Interface dataset entries

_____

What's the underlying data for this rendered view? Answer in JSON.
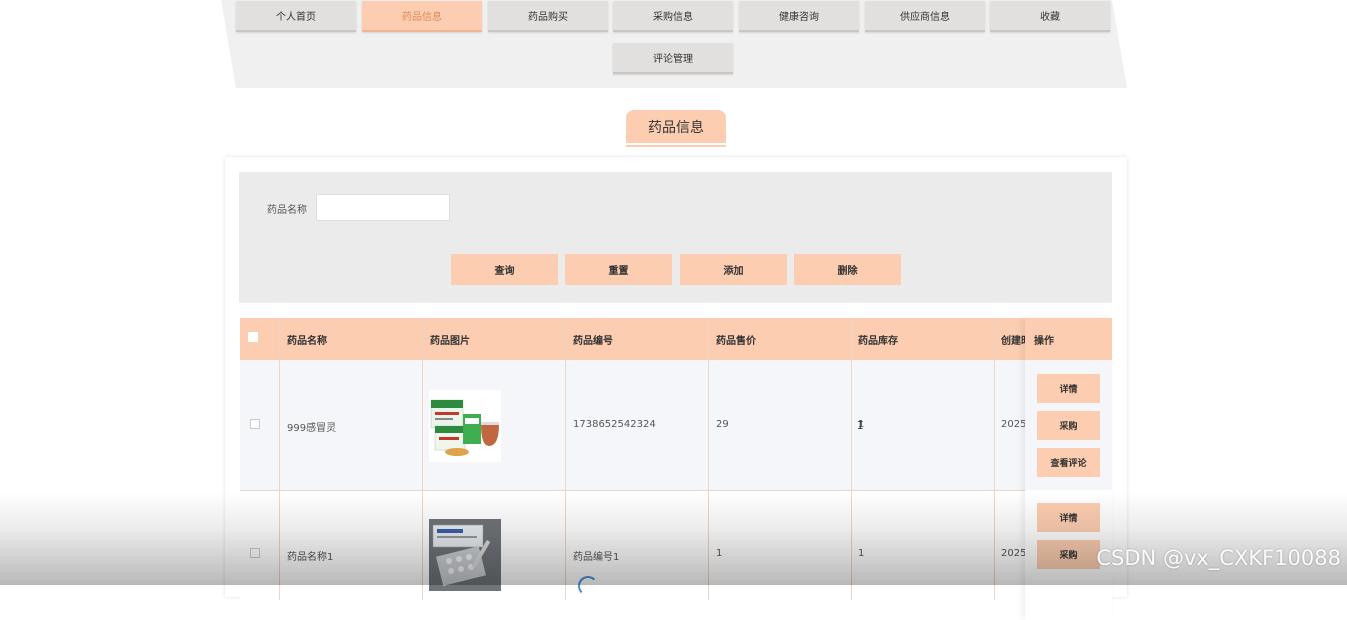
{
  "nav": {
    "items": [
      {
        "label": "个人首页",
        "active": false
      },
      {
        "label": "药品信息",
        "active": true
      },
      {
        "label": "药品购买",
        "active": false
      },
      {
        "label": "采购信息",
        "active": false
      },
      {
        "label": "健康咨询",
        "active": false
      },
      {
        "label": "供应商信息",
        "active": false
      },
      {
        "label": "收藏",
        "active": false
      },
      {
        "label": "评论管理",
        "active": false
      }
    ]
  },
  "page": {
    "title": "药品信息"
  },
  "search": {
    "label": "药品名称",
    "value": "",
    "buttons": {
      "query": "查询",
      "reset": "重置",
      "add": "添加",
      "delete": "删除"
    }
  },
  "table": {
    "headers": [
      "药品名称",
      "药品图片",
      "药品编号",
      "药品售价",
      "药品库存",
      "创建时",
      "操作"
    ],
    "rows": [
      {
        "name": "999感冒灵",
        "image": "medicine-box-green-image",
        "code": "1738652542324",
        "price": "29",
        "stock": "1",
        "created": "2025-"
      },
      {
        "name": "药品名称1",
        "image": "medicine-box-blister-image",
        "code": "药品编号1",
        "price": "1",
        "stock": "1",
        "created": "2025-"
      }
    ],
    "ops": {
      "detail": "详情",
      "purchase": "采购",
      "view_comments": "查看评论"
    }
  },
  "watermark": "CSDN @vx_CXKF10088",
  "colors": {
    "accent": "#fccdb0",
    "nav_bg": "#f0f0f0",
    "row_alt": "#f5f6fa"
  }
}
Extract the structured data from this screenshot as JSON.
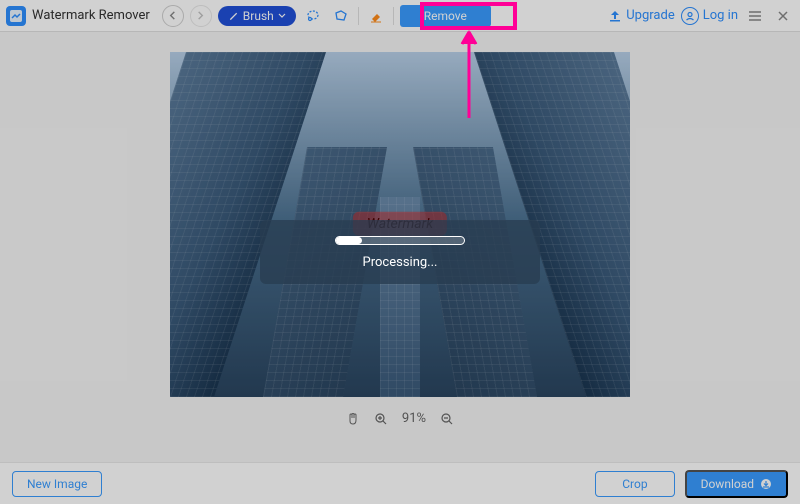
{
  "app": {
    "title": "Watermark Remover"
  },
  "toolbar": {
    "brush_label": "Brush",
    "remove_label": "Remove",
    "upgrade_label": "Upgrade",
    "login_label": "Log in"
  },
  "canvas": {
    "watermark_text": "Watermark",
    "processing_text": "Processing...",
    "zoom_percent": "91%"
  },
  "bottom": {
    "new_image_label": "New Image",
    "crop_label": "Crop",
    "download_label": "Download"
  }
}
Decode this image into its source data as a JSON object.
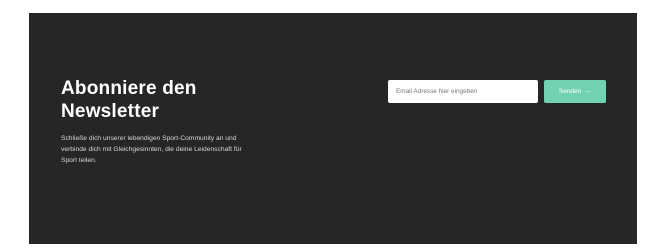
{
  "newsletter": {
    "title": "Abonniere den Newsletter",
    "description": "Schließe dich unserer lebendigen Sport-Community an und verbinde dich mit Gleichgesinnten, die deine Leidenschaft für Sport teilen.",
    "email_value": "",
    "email_placeholder": "Email Adresse hier eingeben",
    "button_label": "Senden",
    "button_icon": "arrow-right-icon",
    "button_icon_glyph": "→"
  },
  "colors": {
    "page_background": "#ffffff",
    "panel_background": "#262626",
    "title_text": "#ffffff",
    "body_text": "#d7d7d7",
    "input_background": "#ffffff",
    "button_background": "#72d2b1",
    "button_text": "#ffffff"
  }
}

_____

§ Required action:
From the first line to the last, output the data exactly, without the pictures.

§ Solved problem:
What's the underlying data for this rendered view? Answer in JSON.
{
  "nav": {
    "items": [
      {
        "label": "个人首页",
        "active": false
      },
      {
        "label": "药品信息",
        "active": true
      },
      {
        "label": "药品购买",
        "active": false
      },
      {
        "label": "采购信息",
        "active": false
      },
      {
        "label": "健康咨询",
        "active": false
      },
      {
        "label": "供应商信息",
        "active": false
      },
      {
        "label": "收藏",
        "active": false
      },
      {
        "label": "评论管理",
        "active": false
      }
    ]
  },
  "page": {
    "title": "药品信息"
  },
  "search": {
    "label": "药品名称",
    "value": "",
    "buttons": {
      "query": "查询",
      "reset": "重置",
      "add": "添加",
      "delete": "删除"
    }
  },
  "table": {
    "headers": [
      "药品名称",
      "药品图片",
      "药品编号",
      "药品售价",
      "药品库存",
      "创建时",
      "操作"
    ],
    "rows": [
      {
        "name": "999感冒灵",
        "image": "medicine-box-green-image",
        "code": "1738652542324",
        "price": "29",
        "stock": "1",
        "created": "2025-"
      },
      {
        "name": "药品名称1",
        "image": "medicine-box-blister-image",
        "code": "药品编号1",
        "price": "1",
        "stock": "1",
        "created": "2025-"
      }
    ],
    "ops": {
      "detail": "详情",
      "purchase": "采购",
      "view_comments": "查看评论"
    }
  },
  "watermark": "CSDN @vx_CXKF10088",
  "colors": {
    "accent": "#fccdb0",
    "nav_bg": "#f0f0f0",
    "row_alt": "#f5f6fa"
  }
}
Extract the structured data from this screenshot as JSON.
{
  "app": {
    "title": "Watermark Remover"
  },
  "toolbar": {
    "brush_label": "Brush",
    "remove_label": "Remove",
    "upgrade_label": "Upgrade",
    "login_label": "Log in"
  },
  "canvas": {
    "watermark_text": "Watermark",
    "processing_text": "Processing...",
    "zoom_percent": "91%"
  },
  "bottom": {
    "new_image_label": "New Image",
    "crop_label": "Crop",
    "download_label": "Download"
  }
}
Decode this image into its source data as a JSON object.
{
  "newsletter": {
    "title": "Abonniere den Newsletter",
    "description": "Schließe dich unserer lebendigen Sport-Community an und verbinde dich mit Gleichgesinnten, die deine Leidenschaft für Sport teilen.",
    "email_value": "",
    "email_placeholder": "Email Adresse hier eingeben",
    "button_label": "Senden",
    "button_icon": "arrow-right-icon",
    "button_icon_glyph": "→"
  },
  "colors": {
    "page_background": "#ffffff",
    "panel_background": "#262626",
    "title_text": "#ffffff",
    "body_text": "#d7d7d7",
    "input_background": "#ffffff",
    "button_background": "#72d2b1",
    "button_text": "#ffffff"
  }
}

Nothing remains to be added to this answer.